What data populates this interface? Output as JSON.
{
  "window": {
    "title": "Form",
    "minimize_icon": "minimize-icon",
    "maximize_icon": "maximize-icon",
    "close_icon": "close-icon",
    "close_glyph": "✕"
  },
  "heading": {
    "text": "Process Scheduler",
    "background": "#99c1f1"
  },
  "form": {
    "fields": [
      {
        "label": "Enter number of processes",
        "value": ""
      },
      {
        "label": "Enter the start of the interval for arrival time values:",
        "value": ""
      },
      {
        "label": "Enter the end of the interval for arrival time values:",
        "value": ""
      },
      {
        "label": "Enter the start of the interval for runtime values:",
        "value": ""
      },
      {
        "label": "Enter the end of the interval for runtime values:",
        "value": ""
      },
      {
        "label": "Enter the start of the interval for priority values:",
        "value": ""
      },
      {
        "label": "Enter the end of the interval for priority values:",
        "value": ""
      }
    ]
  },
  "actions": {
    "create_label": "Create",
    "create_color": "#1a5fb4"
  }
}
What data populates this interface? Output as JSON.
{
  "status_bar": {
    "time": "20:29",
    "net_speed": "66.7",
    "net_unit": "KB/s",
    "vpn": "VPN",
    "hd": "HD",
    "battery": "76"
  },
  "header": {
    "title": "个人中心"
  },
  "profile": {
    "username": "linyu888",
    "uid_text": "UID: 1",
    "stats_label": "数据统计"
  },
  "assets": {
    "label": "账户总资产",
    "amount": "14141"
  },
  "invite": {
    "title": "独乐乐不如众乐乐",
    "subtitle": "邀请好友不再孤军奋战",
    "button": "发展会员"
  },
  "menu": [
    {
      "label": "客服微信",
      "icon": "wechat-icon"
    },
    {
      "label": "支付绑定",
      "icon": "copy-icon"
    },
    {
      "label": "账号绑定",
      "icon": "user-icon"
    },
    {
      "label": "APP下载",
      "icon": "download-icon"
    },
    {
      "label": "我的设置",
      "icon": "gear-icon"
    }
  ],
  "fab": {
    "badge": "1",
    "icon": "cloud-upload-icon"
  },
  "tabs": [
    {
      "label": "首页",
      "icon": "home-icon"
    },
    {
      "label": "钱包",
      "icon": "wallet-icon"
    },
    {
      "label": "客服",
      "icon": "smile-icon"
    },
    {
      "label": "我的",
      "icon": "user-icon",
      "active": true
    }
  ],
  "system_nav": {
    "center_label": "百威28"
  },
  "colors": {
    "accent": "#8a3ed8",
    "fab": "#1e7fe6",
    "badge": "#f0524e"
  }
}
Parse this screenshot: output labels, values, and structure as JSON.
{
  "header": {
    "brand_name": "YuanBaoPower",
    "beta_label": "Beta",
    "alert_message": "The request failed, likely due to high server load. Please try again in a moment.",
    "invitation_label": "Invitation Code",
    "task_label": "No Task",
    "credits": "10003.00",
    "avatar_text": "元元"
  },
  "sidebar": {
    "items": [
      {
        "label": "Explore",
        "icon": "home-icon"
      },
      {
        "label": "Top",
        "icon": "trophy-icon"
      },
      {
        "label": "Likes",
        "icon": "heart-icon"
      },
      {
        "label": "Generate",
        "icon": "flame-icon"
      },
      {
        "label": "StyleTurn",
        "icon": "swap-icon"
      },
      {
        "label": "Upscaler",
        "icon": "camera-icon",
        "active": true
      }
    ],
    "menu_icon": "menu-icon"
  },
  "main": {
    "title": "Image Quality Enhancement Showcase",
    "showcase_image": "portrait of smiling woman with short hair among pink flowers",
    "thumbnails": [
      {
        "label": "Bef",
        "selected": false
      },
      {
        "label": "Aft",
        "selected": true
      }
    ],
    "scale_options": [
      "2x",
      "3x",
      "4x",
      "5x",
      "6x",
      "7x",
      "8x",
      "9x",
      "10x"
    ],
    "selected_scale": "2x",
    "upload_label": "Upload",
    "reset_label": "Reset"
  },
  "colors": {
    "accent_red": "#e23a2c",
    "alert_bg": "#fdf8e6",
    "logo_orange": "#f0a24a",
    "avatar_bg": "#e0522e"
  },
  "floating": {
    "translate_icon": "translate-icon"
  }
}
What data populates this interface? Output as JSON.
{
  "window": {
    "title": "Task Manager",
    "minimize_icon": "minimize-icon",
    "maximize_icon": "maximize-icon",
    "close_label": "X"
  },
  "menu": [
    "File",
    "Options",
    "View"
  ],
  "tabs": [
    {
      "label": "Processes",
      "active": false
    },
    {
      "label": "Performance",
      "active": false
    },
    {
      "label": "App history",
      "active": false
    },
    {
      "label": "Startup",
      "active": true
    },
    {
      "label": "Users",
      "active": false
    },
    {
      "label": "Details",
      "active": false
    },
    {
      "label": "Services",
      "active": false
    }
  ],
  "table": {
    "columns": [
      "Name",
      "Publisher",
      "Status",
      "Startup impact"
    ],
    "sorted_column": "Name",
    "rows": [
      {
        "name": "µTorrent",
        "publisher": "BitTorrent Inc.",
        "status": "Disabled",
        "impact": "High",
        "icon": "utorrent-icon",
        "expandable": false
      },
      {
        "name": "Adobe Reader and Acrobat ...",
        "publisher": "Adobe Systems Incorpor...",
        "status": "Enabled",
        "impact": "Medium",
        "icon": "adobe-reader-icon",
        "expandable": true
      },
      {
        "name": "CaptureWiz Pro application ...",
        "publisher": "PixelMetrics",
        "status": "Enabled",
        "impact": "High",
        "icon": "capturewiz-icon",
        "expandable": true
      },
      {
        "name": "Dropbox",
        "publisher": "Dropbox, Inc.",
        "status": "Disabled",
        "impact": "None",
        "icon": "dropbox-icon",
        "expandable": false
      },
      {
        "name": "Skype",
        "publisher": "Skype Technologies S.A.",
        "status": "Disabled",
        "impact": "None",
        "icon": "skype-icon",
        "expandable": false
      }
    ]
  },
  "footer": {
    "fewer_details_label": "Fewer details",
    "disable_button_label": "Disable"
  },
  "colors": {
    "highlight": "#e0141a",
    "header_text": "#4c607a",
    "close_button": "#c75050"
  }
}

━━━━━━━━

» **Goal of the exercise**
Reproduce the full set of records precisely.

» **Response**
What data populates this interface? Output as JSON.
{
  "window": {
    "title": "Form",
    "minimize_icon": "minimize-icon",
    "maximize_icon": "maximize-icon",
    "close_icon": "close-icon",
    "close_glyph": "✕"
  },
  "heading": {
    "text": "Process Scheduler",
    "background": "#99c1f1"
  },
  "form": {
    "fields": [
      {
        "label": "Enter number of processes",
        "value": ""
      },
      {
        "label": "Enter the start of the interval for arrival time values:",
        "value": ""
      },
      {
        "label": "Enter the end of the interval for arrival time values:",
        "value": ""
      },
      {
        "label": "Enter the start of the interval for runtime values:",
        "value": ""
      },
      {
        "label": "Enter the end of the interval for runtime values:",
        "value": ""
      },
      {
        "label": "Enter the start of the interval for priority values:",
        "value": ""
      },
      {
        "label": "Enter the end of the interval for priority values:",
        "value": ""
      }
    ]
  },
  "actions": {
    "create_label": "Create",
    "create_color": "#1a5fb4"
  }
}
What data populates this interface? Output as JSON.
{
  "status_bar": {
    "time": "20:29",
    "net_speed": "66.7",
    "net_unit": "KB/s",
    "vpn": "VPN",
    "hd": "HD",
    "battery": "76"
  },
  "header": {
    "title": "个人中心"
  },
  "profile": {
    "username": "linyu888",
    "uid_text": "UID: 1",
    "stats_label": "数据统计"
  },
  "assets": {
    "label": "账户总资产",
    "amount": "14141"
  },
  "invite": {
    "title": "独乐乐不如众乐乐",
    "subtitle": "邀请好友不再孤军奋战",
    "button": "发展会员"
  },
  "menu": [
    {
      "label": "客服微信",
      "icon": "wechat-icon"
    },
    {
      "label": "支付绑定",
      "icon": "copy-icon"
    },
    {
      "label": "账号绑定",
      "icon": "user-icon"
    },
    {
      "label": "APP下载",
      "icon": "download-icon"
    },
    {
      "label": "我的设置",
      "icon": "gear-icon"
    }
  ],
  "fab": {
    "badge": "1",
    "icon": "cloud-upload-icon"
  },
  "tabs": [
    {
      "label": "首页",
      "icon": "home-icon"
    },
    {
      "label": "钱包",
      "icon": "wallet-icon"
    },
    {
      "label": "客服",
      "icon": "smile-icon"
    },
    {
      "label": "我的",
      "icon": "user-icon",
      "active": true
    }
  ],
  "system_nav": {
    "center_label": "百威28"
  },
  "colors": {
    "accent": "#8a3ed8",
    "fab": "#1e7fe6",
    "badge": "#f0524e"
  }
}
Parse this screenshot: output labels, values, and structure as JSON.
{
  "header": {
    "brand_name": "YuanBaoPower",
    "beta_label": "Beta",
    "alert_message": "The request failed, likely due to high server load. Please try again in a moment.",
    "invitation_label": "Invitation Code",
    "task_label": "No Task",
    "credits": "10003.00",
    "avatar_text": "元元"
  },
  "sidebar": {
    "items": [
      {
        "label": "Explore",
        "icon": "home-icon"
      },
      {
        "label": "Top",
        "icon": "trophy-icon"
      },
      {
        "label": "Likes",
        "icon": "heart-icon"
      },
      {
        "label": "Generate",
        "icon": "flame-icon"
      },
      {
        "label": "StyleTurn",
        "icon": "swap-icon"
      },
      {
        "label": "Upscaler",
        "icon": "camera-icon",
        "active": true
      }
    ],
    "menu_icon": "menu-icon"
  },
  "main": {
    "title": "Image Quality Enhancement Showcase",
    "showcase_image": "portrait of smiling woman with short hair among pink flowers",
    "thumbnails": [
      {
        "label": "Bef",
        "selected": false
      },
      {
        "label": "Aft",
        "selected": true
      }
    ],
    "scale_options": [
      "2x",
      "3x",
      "4x",
      "5x",
      "6x",
      "7x",
      "8x",
      "9x",
      "10x"
    ],
    "selected_scale": "2x",
    "upload_label": "Upload",
    "reset_label": "Reset"
  },
  "colors": {
    "accent_red": "#e23a2c",
    "alert_bg": "#fdf8e6",
    "logo_orange": "#f0a24a",
    "avatar_bg": "#e0522e"
  },
  "floating": {
    "translate_icon": "translate-icon"
  }
}
What data populates this interface? Output as JSON.
{
  "window": {
    "title": "Task Manager",
    "minimize_icon": "minimize-icon",
    "maximize_icon": "maximize-icon",
    "close_label": "X"
  },
  "menu": [
    "File",
    "Options",
    "View"
  ],
  "tabs": [
    {
      "label": "Processes",
      "active": false
    },
    {
      "label": "Performance",
      "active": false
    },
    {
      "label": "App history",
      "active": false
    },
    {
      "label": "Startup",
      "active": true
    },
    {
      "label": "Users",
      "active": false
    },
    {
      "label": "Details",
      "active": false
    },
    {
      "label": "Services",
      "active": false
    }
  ],
  "table": {
    "columns": [
      "Name",
      "Publisher",
      "Status",
      "Startup impact"
    ],
    "sorted_column": "Name",
    "rows": [
      {
        "name": "µTorrent",
        "publisher": "BitTorrent Inc.",
        "status": "Disabled",
        "impact": "High",
        "icon": "utorrent-icon",
        "expandable": false
      },
      {
        "name": "Adobe Reader and Acrobat ...",
        "publisher": "Adobe Systems Incorpor...",
        "status": "Enabled",
        "impact": "Medium",
        "icon": "adobe-reader-icon",
        "expandable": true
      },
      {
        "name": "CaptureWiz Pro application ...",
        "publisher": "PixelMetrics",
        "status": "Enabled",
        "impact": "High",
        "icon": "capturewiz-icon",
        "expandable": true
      },
      {
        "name": "Dropbox",
        "publisher": "Dropbox, Inc.",
        "status": "Disabled",
        "impact": "None",
        "icon": "dropbox-icon",
        "expandable": false
      },
      {
        "name": "Skype",
        "publisher": "Skype Technologies S.A.",
        "status": "Disabled",
        "impact": "None",
        "icon": "skype-icon",
        "expandable": false
      }
    ]
  },
  "footer": {
    "fewer_details_label": "Fewer details",
    "disable_button_label": "Disable"
  },
  "colors": {
    "highlight": "#e0141a",
    "header_text": "#4c607a",
    "close_button": "#c75050"
  }
}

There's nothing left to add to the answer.